Oncologists have long sought a powerful ‘magic bullet’ that can find tumors wherever they hide in the body so that they can be imaged and then destroyed,” said Marion de Jong, Ph.D., a principal researcher for this study conducted at Erasmus Medical Center in Rotterdam, The Netherlands in cooperation with NCSR ‘Demokritos’ Athens, Greece. “Following this innovative approach, we have been able to induce, for the first time, an impressive improvement in the level of circulating and viable radiopeptides, leading to a spectacular increase in tumor uptake. Enzyme-inhibition in the body could translate into higher diagnostic sensitivity and improved therapeutic efficacy of radiopeptide drugs in cancer patients.”

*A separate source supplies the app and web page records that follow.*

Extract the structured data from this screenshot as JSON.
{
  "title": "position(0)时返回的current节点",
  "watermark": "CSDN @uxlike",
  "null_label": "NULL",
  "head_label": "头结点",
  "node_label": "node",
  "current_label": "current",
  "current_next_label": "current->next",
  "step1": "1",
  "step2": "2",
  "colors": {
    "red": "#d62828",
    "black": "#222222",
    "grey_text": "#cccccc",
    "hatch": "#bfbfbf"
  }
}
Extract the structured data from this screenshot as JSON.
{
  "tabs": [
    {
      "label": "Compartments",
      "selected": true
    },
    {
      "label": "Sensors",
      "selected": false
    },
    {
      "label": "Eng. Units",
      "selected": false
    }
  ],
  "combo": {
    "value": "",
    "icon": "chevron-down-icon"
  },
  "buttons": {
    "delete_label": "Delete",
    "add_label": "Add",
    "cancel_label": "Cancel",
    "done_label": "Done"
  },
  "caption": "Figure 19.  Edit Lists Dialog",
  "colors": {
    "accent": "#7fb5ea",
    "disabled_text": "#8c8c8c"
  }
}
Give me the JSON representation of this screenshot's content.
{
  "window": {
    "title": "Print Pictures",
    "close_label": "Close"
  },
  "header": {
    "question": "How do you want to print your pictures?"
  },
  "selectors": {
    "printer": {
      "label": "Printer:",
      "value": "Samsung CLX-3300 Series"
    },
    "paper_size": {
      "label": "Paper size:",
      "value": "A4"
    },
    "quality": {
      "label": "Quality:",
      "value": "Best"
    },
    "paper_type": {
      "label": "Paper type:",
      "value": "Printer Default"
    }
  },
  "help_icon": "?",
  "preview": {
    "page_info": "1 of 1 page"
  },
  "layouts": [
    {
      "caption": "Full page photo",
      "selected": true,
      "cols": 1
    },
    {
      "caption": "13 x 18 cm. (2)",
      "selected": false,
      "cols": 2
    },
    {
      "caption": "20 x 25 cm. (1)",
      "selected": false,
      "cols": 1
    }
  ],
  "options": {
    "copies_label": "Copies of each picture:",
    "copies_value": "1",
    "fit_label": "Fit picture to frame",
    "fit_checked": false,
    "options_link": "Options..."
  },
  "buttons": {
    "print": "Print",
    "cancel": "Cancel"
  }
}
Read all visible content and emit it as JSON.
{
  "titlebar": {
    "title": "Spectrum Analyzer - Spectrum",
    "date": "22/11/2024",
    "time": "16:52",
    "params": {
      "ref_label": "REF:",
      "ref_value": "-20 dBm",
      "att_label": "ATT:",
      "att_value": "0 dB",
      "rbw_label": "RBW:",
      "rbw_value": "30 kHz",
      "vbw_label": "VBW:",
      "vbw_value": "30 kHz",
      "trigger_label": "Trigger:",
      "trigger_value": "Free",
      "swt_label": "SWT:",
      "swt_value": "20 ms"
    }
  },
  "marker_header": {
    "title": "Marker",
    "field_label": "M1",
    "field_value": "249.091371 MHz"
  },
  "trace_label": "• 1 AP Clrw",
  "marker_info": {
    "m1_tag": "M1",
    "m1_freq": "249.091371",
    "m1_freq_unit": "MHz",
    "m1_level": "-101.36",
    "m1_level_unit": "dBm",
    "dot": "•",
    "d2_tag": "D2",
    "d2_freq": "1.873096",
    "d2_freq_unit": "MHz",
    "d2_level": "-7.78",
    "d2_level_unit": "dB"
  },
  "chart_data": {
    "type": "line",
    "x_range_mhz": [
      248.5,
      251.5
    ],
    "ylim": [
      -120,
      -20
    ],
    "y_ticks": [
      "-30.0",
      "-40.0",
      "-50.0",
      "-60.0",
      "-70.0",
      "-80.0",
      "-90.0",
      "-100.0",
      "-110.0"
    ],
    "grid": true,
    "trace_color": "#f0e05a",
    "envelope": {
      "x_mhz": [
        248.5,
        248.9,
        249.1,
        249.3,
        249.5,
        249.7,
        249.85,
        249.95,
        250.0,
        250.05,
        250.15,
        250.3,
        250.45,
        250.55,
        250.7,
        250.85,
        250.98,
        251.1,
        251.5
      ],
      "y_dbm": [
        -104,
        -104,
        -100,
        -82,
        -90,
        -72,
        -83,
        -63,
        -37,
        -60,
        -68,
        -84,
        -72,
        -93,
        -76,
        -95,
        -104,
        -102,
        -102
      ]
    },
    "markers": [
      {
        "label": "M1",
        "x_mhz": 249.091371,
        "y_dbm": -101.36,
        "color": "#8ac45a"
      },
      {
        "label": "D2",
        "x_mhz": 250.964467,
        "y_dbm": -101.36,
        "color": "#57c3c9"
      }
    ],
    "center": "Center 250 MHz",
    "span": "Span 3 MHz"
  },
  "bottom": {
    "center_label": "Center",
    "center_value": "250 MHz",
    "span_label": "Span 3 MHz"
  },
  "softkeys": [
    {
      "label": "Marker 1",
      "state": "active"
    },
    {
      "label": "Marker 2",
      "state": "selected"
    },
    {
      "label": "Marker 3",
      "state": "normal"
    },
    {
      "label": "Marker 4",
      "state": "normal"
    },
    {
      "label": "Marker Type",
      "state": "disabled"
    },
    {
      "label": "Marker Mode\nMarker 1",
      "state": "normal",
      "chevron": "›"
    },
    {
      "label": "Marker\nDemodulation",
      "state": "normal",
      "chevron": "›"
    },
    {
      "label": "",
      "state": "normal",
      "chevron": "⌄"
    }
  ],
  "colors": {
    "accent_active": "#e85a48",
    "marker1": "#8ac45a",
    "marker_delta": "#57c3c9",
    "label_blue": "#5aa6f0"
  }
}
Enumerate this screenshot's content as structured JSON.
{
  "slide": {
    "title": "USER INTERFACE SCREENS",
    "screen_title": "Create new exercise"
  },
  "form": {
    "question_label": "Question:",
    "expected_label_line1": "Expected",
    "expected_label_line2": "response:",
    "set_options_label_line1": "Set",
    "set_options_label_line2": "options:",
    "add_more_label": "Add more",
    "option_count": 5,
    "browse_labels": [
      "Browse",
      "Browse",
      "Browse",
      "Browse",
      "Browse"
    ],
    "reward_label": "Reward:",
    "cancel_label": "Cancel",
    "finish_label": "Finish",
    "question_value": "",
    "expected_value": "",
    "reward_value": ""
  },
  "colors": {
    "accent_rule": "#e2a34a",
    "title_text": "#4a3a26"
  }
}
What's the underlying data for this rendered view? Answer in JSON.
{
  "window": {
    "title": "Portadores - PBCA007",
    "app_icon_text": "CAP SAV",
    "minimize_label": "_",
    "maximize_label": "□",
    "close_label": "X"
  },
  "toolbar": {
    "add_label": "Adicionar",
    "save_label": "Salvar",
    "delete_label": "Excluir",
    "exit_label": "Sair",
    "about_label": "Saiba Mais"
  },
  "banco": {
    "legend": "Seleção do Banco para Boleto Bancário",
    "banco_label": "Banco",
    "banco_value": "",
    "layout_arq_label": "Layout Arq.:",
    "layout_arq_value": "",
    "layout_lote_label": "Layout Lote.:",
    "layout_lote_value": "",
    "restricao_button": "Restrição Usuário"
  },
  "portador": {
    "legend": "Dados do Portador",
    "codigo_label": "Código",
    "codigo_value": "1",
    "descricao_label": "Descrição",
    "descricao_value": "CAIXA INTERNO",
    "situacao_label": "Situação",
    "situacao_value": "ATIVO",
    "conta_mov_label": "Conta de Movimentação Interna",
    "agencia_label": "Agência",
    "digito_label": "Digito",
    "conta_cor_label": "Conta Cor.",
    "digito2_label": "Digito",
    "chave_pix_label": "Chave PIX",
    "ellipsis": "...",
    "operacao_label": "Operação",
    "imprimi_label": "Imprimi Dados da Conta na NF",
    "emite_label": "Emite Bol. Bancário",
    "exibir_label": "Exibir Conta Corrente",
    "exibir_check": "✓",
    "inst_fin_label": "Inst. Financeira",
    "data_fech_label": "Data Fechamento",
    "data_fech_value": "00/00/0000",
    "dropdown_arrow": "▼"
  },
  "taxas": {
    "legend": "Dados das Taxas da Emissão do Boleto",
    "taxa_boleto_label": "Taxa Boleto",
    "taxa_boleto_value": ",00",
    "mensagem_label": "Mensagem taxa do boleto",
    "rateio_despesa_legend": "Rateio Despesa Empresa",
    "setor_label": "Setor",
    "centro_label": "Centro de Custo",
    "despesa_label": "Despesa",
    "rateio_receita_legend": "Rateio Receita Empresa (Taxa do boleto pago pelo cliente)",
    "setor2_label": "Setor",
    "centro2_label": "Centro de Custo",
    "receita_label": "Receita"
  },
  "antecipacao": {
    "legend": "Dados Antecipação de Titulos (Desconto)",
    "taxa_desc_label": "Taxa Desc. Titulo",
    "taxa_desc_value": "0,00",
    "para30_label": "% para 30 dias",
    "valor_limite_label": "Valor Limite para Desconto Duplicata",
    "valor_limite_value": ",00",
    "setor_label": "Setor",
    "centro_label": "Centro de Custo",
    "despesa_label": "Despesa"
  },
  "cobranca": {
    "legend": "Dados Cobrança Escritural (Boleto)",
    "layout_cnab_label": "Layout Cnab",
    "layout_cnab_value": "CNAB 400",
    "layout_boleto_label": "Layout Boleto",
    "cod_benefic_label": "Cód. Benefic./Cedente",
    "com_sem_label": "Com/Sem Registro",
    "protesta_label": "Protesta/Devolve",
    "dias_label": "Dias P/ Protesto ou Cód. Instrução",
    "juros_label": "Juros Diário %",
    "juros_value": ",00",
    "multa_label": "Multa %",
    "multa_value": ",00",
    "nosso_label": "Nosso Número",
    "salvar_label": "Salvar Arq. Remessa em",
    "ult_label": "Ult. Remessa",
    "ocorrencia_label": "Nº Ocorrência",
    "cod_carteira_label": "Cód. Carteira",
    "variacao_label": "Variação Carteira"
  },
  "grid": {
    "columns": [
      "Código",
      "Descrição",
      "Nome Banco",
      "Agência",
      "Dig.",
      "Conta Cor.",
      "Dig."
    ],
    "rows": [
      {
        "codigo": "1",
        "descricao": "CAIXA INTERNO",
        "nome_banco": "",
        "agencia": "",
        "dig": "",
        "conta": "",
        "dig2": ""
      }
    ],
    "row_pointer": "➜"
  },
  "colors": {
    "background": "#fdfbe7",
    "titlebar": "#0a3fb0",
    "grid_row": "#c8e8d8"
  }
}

Not only were circulating radiopeptides increased in small animal models of varying tumor types, but the accumulation of radiopeptides also peaked at 14 times that of controls, which had not been treated with enzyme-inhibiting phosphoramidon. These results were clearly visualized by SPECT/CT imaging.

For more information: www.snmmi.org

Related Content

Videos | SPECT-CT | December 12, 2018
This is a walk around of the new Spectrum Dynamics Veriton SPECT-CT nuclear imaging system introduced at the 2018 ...
Spectrum Dynamics Sues GE for Theft, Misappropriation of Trade Secrets and Unfair Competition
News | SPECT Imaging | December 06, 2018
Single-photon emission computed tomography (SPECT) cardiac imaging company Spectrum Dynamics filed a lawsuit Dec. 6,...
Subtle Medical Receives FDA Clearance, CE Mark for SubtlePET
Technology | PET Imaging | December 05, 2018
Subtle Medical announced 510(k) clearance from the U.S. Food and Drug Administration (FDA) to market SubtlePET. Subtle...
Mirada Medical Joins U.K. Consortium Exploring Healthcare AI
News | Artificial Intelligence | December 04, 2018
Mirada Medical, a leading global brand in medical imaging software, will form part of an artificial intelligence (AI)...
GE Healthcare Recalls Millennium Nuclear Medicine Systems
News | Nuclear Imaging | November 15, 2018
GE Healthcare announced it is recalling its Millennium Nuclear Medicine Systems due to an incident in which the the top...
Artificial Intelligence Predicts Alzheimer's Years Before Diagnosis
News | Neuro Imaging | November 14, 2018
Artificial intelligence (AI) technology improves the ability of brain imaging to predict Alzheimer’s disease, according...
Researchers Awarded 2018 Canon Medical Systems USA/RSNA Research Grants
News | Radiology Imaging | November 13, 2018
The Radiological Society of North America (RSNA) Research & Education (R&E) Foundation recently announced the...
Subtle Medical Showcases Artificial Intelligence for PET, MRI Scans at RSNA 2018
News | Artificial Intelligence | November 13, 2018
At the 2018 Radiological Society of North America annual meeting (RSNA 2018), Nov. 25-30 in Chicago, Subtle Medical...
University of Missouri Research Reactor First U.S. I-131 Supplier in 30 Years

MURR is the only supplier of I 131 in the United States and the first U.S. supplier since the 1980s. Image courtesy of University of Missouri

News | Radiopharmaceuticals and Tracers | November 13, 2018
The University of Missouri Research Reactor (MURR) recently shipped its first batch of Iodine-131 (I-131), a...
MEDraysintell Projects Increasing Mergers and Acquisitions in Nuclear Medicine
News | Nuclear Imaging | November 07, 2018
With the recent announcement by Novartis to acquire Endocyte , interest from the conventional pharmaceutical industry...